Dr. Josiah Camillis Massie, physician, Confederate officer, and planter, was born in Winchester, Virginia, to Josiah Massie, Sr., and Elizabeth (Ball) Massie in 1816. Massie migrated to Texas before 1850, arriving first in Anderson, in Grimes County. He lived for a time in Fort Bend County, before settling in Harris County, where he bought a plantation east of Houston. In 1854 Massie wrote and published, A Treatise on the Eclectic Southern Practice of Medicine, published in Philadelphia, to introduce physicians to the practice of medicine on the frontier. Active in Democratic politics in Harris County, Massie withdrew from a race for the state legislature in 1858 in favor of a position teaching medicine. He reportedly married three times; his first two marriages involved the Dixon family in Mississippi. According to some genealogical sources, he married Mrs. Harriet Dixon in Hinds County or in Copiah County in Mississippi and subsequently married her daughter, Louisa Matilda Dixon, with whom he had a daughter. In 1851 Massie, a widower, married Messiniah Elizabeth (Sessums) Conger in Houston. They had two children.

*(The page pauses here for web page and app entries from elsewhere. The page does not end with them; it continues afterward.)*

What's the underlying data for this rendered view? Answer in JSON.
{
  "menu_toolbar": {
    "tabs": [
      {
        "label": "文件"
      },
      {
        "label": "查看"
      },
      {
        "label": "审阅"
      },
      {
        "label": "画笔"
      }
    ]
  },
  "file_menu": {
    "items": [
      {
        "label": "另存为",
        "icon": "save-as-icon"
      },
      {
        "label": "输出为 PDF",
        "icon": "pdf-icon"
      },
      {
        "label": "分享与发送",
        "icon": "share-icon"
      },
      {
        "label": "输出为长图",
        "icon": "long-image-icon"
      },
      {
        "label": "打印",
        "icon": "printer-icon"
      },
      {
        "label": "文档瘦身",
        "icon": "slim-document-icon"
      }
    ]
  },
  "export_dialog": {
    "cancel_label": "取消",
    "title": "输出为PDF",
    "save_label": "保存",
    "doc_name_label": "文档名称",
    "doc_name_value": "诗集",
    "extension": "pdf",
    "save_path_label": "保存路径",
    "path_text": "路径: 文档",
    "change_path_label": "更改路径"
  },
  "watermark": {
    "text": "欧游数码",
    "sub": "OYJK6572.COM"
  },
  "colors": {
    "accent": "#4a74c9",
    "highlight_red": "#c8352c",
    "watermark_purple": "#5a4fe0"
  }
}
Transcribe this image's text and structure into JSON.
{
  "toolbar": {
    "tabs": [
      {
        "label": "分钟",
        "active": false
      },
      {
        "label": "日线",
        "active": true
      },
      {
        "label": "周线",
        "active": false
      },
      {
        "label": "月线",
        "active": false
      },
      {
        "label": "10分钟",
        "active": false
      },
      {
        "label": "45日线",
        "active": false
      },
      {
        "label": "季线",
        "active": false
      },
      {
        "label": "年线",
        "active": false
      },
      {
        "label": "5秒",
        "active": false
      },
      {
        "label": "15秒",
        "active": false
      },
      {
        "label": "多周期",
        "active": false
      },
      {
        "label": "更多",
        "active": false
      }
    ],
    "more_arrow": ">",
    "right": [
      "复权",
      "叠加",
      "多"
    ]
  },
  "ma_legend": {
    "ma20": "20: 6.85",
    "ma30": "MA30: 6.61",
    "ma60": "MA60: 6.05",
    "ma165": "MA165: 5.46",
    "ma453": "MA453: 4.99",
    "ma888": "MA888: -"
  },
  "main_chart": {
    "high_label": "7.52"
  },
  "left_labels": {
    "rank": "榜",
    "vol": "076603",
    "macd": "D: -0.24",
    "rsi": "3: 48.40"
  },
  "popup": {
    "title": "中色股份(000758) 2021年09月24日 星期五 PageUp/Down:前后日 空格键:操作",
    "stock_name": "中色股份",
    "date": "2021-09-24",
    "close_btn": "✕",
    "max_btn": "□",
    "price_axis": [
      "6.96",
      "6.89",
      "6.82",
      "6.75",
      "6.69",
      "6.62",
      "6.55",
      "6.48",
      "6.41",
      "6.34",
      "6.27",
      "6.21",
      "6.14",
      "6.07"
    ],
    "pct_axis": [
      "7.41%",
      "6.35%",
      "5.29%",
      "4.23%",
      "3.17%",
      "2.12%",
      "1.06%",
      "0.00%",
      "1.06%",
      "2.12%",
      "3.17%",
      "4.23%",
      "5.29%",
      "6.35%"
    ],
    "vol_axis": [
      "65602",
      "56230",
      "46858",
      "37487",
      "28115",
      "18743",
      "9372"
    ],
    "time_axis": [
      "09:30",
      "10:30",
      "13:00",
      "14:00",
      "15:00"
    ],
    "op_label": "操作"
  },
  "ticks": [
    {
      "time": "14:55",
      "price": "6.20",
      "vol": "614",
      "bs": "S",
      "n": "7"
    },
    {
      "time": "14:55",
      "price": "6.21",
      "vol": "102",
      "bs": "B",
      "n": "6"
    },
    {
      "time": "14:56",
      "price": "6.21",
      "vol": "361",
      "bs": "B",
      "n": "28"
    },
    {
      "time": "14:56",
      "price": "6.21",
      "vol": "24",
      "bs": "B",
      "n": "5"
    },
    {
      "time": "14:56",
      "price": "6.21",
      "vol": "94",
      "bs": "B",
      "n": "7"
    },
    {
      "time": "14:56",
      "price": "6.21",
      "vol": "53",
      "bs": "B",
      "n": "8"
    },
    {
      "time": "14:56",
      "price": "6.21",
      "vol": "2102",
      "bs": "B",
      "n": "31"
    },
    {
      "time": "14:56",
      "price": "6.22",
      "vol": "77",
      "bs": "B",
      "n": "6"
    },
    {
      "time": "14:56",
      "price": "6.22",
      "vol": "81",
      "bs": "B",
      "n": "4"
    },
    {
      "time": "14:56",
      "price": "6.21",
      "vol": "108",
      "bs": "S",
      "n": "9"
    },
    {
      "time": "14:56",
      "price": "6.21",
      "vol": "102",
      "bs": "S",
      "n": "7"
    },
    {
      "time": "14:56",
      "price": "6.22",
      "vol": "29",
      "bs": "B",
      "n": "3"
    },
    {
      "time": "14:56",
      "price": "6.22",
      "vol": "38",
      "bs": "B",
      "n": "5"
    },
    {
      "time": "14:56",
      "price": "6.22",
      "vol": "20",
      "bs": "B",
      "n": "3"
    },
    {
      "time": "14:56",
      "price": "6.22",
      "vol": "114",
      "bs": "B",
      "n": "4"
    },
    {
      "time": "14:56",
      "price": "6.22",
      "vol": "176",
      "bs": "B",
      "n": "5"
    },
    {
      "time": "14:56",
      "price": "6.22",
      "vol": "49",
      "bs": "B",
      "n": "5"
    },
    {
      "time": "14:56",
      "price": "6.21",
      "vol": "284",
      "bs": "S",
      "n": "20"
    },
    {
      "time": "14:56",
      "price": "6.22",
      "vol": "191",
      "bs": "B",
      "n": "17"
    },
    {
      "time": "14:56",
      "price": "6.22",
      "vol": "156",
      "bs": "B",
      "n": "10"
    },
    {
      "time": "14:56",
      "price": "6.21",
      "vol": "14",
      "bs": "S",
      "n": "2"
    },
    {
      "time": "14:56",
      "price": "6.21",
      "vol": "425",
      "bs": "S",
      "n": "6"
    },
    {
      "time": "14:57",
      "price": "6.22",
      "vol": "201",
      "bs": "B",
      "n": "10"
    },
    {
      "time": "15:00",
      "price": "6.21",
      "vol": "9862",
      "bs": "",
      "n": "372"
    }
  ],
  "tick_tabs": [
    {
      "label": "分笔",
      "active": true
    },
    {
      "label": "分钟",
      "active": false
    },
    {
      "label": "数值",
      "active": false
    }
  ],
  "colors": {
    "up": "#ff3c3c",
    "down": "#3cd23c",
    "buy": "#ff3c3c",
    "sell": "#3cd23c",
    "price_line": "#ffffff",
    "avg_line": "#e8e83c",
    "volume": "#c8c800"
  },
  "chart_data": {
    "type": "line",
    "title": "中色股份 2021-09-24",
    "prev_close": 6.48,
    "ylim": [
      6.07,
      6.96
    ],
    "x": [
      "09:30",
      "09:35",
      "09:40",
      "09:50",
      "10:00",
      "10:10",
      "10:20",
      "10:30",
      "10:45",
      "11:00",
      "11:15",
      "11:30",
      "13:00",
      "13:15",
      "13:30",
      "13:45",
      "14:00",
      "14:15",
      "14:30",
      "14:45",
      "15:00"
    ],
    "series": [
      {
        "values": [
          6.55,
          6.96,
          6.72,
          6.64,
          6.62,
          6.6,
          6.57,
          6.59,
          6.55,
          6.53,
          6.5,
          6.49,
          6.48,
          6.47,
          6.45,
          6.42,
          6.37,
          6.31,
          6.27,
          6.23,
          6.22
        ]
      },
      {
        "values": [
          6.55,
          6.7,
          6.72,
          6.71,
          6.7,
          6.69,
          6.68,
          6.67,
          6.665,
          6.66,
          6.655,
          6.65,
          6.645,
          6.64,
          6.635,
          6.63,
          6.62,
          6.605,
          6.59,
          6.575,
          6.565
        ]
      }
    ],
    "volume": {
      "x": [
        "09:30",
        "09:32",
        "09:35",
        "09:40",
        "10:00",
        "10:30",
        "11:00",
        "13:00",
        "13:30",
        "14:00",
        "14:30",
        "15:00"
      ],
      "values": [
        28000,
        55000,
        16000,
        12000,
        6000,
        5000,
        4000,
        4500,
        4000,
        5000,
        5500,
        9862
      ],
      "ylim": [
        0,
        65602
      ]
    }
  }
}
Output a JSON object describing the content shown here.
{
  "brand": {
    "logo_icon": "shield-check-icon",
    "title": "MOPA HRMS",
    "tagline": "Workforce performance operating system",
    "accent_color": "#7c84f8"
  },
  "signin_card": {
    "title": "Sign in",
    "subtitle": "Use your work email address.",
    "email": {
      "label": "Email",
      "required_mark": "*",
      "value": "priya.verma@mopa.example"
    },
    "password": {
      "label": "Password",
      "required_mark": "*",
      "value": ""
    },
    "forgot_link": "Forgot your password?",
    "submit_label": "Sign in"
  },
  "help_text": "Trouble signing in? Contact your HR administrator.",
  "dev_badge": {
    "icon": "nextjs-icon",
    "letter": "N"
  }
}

On November 11, 1861, Massie was mustered into service with the Confederate Army as a lieutenant colonel of a six-month regiment created for the defense of Galveston. The Ninth Texas Infantry "Nichols's" (also called "Massie's" or "Tate's") Regiment remained in place near Galveston and was not involved in any engagements before it was mustered out on April 17, 1862. Although many of the regiment's soldiers went on to become members of Waul's Texas Legion, Massie's service ended with the decommissioning of his regiment.
Following the war, Dr. Massie continued to practice medicine and manage his business concerns in Galveston and his plantation in Harris County, at the confluence of Buffalo Bayou and Greens Bayou. He died on his plantation outside of Houston in 1879.